BACKGROUND : Frailty is one of the most critical age-related conditions in older adults. It is often recognized as a syndrome of physiological decline in late life, characterized by a marked vulnerability to adverse health outcomes. A clear operational definition of frailty, however, has not been agreed so far. There is a wide range of studies on the detection of frailty and their association with mortality. Several of these studies have focused on the possible risk factors associated with frailty in the elderly population while predicting who will be at increased risk of frailty is still overlooked in clinical settings.

OBJECTIVE : The objective of our study was to develop predictive models for frailty conditions in older people using different machine learning methods based on a database of clinical characteristics and socioeconomic factors.

METHODS : An administrative health database containing 1,095,612 elderly people aged 65 or older with 58 input variables and 6 output variables was used. We first identify and define six problems/outputs as surrogates of frailty. We then resolve the imbalanced nature of the data through resampling process and a comparative study between the different machine learning (ML) algorithms - Artificial neural network(ANN), Genetic programming (GP), Support vector machines (SVM), Random Forest (RF), Logistic regression (LR) and Decision tree (DT) - was carried out. The performance of each model was evaluated using a separate unseen dataset.

RESULTS : Predicting mortality outcome has shown higher performance with ANN (TPR 0.81, TNR 0.76, accuracy 0.78, F1-score 0.79) and SVM (TPR 0.77, TNR 0.80, accuracy 0.79, F1-score 0.78) than predicting the other outcomes. On average, over the six problems, the DT classifier has shown the lowest accuracy, while other models (GP, LR, RF, ANN, and SVM) performed better. All models have shown lower accuracy in predicting an event of an emergency admission with red code than predicting fracture and disability.
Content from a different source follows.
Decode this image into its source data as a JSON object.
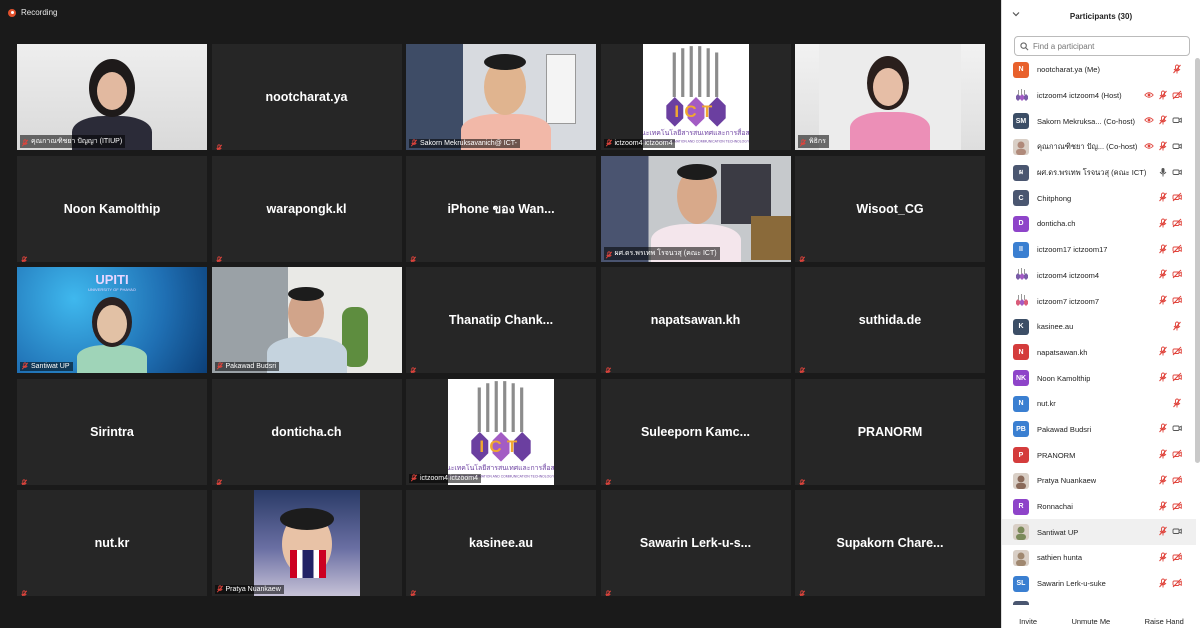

In predicting urgent hospitalization, only SVM achieved better performance (TPR 0.75, TNR 0.77, accuracy 0.73, F1-score 0.76) with the 10-fold cross validation compared with other models in all evaluation metrics.

CONCLUSIONS : We developed machine learning models for predicting frailty conditions (mortality, urgent hospitalization, disability, fracture, and emergency admission). The results show that the prediction performance of machine learning models significantly varies from problem to problem in terms of different evaluation metrics. Through further improvement, the model that performs better can be used as a base for developing decision-support tools to improve early identification and prediction of frail older adults.

Tarekegn Adane, Ricceri Fulvio, Costa Giuseppe, Ferracin Elisa, Giacobini Mario